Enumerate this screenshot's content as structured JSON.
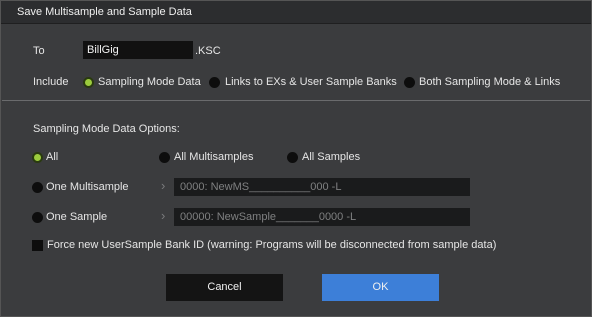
{
  "dialog": {
    "title": "Save Multisample and Sample Data"
  },
  "file": {
    "to_label": "To",
    "name": "BillGig",
    "extension": ".KSC"
  },
  "include": {
    "label": "Include",
    "options": [
      {
        "label": "Sampling Mode Data",
        "selected": true
      },
      {
        "label": "Links to EXs & User Sample Banks",
        "selected": false
      },
      {
        "label": "Both Sampling Mode & Links",
        "selected": false
      }
    ]
  },
  "sampling_options": {
    "heading": "Sampling Mode Data Options:",
    "all": {
      "label": "All",
      "selected": true
    },
    "all_multisamples": {
      "label": "All Multisamples",
      "selected": false
    },
    "all_samples": {
      "label": "All Samples",
      "selected": false
    },
    "one_multisample": {
      "label": "One Multisample",
      "selected": false,
      "value": "0000: NewMS__________000 -L"
    },
    "one_sample": {
      "label": "One Sample",
      "selected": false,
      "value": "00000: NewSample_______0000 -L"
    }
  },
  "force_new_bank": {
    "label": "Force new UserSample Bank ID (warning: Programs will be disconnected from sample data)",
    "checked": false
  },
  "buttons": {
    "cancel": "Cancel",
    "ok": "OK"
  },
  "colors": {
    "accent": "#9ccc3d",
    "ok_button": "#3d7fd8",
    "background": "#3b3c3e"
  }
}
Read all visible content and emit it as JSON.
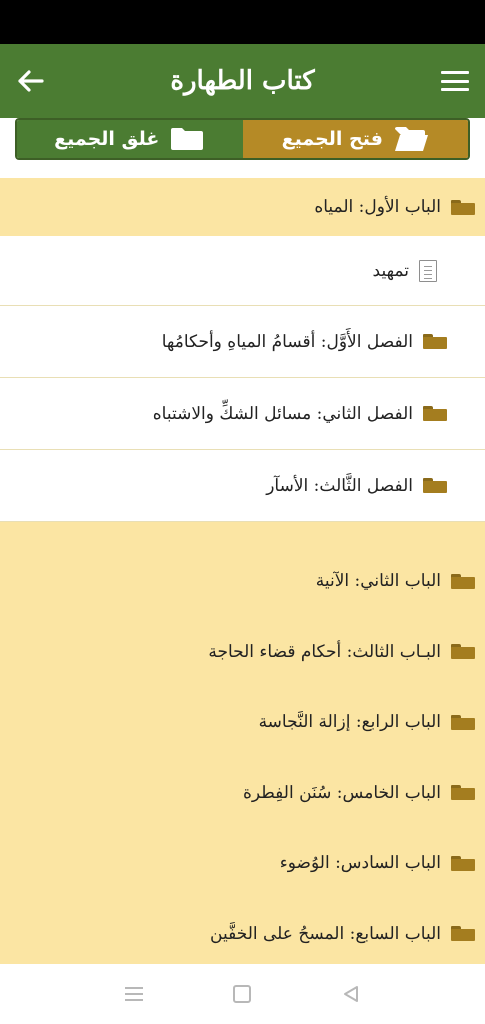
{
  "header": {
    "title": "كتاب الطهارة",
    "back_icon": "arrow-left-icon",
    "menu_icon": "hamburger-menu-icon",
    "bar_color": "#4b7c32"
  },
  "toggle": {
    "open_all": "فتح الجميع",
    "close_all": "غلق الجميع",
    "open_color": "#b58a26",
    "close_color": "#4b7c32"
  },
  "chapters": [
    {
      "label": "الباب الأول: المياه",
      "intro": "تمهيد",
      "sections": [
        "الفصل الأَوَّل: أقسامُ المياهِ وأحكامُها",
        "الفصل الثاني: مسائل الشكِّ والاشتباه",
        "الفصل الثَّالث: الأسآر"
      ]
    },
    {
      "label": "الباب الثاني: الآنية"
    },
    {
      "label": "البـاب الثالث: أحكام قضاء الحاجة"
    },
    {
      "label": "الباب الرابع: إزالة النَّجاسة"
    },
    {
      "label": "الباب الخامس: سُنَن الفِطرة"
    },
    {
      "label": "الباب السادس: الوُضوء"
    },
    {
      "label": "الباب السابع: المسحُ على الخفَّين"
    }
  ],
  "colors": {
    "chapter_bg": "#fbe5a3",
    "folder": "#a47d1f"
  }
}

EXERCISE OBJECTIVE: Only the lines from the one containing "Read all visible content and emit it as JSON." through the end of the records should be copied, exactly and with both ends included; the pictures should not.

YOUR RESPONSE:
Read all visible content and emit it as JSON.
{
  "header": {
    "title": "كتاب الطهارة",
    "back_icon": "arrow-left-icon",
    "menu_icon": "hamburger-menu-icon",
    "bar_color": "#4b7c32"
  },
  "toggle": {
    "open_all": "فتح الجميع",
    "close_all": "غلق الجميع",
    "open_color": "#b58a26",
    "close_color": "#4b7c32"
  },
  "chapters": [
    {
      "label": "الباب الأول: المياه",
      "intro": "تمهيد",
      "sections": [
        "الفصل الأَوَّل: أقسامُ المياهِ وأحكامُها",
        "الفصل الثاني: مسائل الشكِّ والاشتباه",
        "الفصل الثَّالث: الأسآر"
      ]
    },
    {
      "label": "الباب الثاني: الآنية"
    },
    {
      "label": "البـاب الثالث: أحكام قضاء الحاجة"
    },
    {
      "label": "الباب الرابع: إزالة النَّجاسة"
    },
    {
      "label": "الباب الخامس: سُنَن الفِطرة"
    },
    {
      "label": "الباب السادس: الوُضوء"
    },
    {
      "label": "الباب السابع: المسحُ على الخفَّين"
    }
  ],
  "colors": {
    "chapter_bg": "#fbe5a3",
    "folder": "#a47d1f"
  }
}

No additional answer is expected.